Items from an interface collection:

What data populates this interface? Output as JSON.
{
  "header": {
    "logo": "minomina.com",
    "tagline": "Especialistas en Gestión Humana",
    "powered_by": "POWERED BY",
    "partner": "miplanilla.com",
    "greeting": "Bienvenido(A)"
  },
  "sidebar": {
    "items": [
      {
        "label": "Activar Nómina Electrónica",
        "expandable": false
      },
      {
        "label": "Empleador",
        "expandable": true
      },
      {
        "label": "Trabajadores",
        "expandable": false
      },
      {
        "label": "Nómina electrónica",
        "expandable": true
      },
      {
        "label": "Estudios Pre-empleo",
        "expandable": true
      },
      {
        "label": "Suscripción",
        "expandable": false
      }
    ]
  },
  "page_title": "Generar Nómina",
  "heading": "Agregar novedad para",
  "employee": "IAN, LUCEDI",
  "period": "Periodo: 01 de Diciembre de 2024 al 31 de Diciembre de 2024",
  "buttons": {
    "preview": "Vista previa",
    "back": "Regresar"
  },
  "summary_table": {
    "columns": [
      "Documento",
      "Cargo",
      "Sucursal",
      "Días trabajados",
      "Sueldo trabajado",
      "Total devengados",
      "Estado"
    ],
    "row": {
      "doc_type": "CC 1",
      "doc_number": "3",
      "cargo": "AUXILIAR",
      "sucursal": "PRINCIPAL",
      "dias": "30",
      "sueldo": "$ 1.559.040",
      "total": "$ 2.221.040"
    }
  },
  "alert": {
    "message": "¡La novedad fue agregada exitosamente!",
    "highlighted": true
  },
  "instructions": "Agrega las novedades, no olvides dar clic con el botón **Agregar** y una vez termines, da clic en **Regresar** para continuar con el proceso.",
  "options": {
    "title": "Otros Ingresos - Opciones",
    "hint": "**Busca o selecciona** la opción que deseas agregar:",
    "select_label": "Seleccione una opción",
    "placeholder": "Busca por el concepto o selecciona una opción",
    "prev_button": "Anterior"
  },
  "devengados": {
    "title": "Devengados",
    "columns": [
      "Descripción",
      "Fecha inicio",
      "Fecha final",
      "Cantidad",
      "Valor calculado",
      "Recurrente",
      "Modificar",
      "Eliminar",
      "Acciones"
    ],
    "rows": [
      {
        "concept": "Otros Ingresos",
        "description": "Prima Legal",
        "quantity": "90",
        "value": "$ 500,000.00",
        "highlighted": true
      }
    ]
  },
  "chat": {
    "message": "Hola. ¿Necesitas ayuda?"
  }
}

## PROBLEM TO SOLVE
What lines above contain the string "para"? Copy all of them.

## EXPECTED OUTPUT
  "heading": "Agregar novedad para",
  "instructions": "Agrega las novedades, no olvides dar clic con el botón **Agregar** y una vez termines, da clic en **Regresar** para continuar con el proceso.",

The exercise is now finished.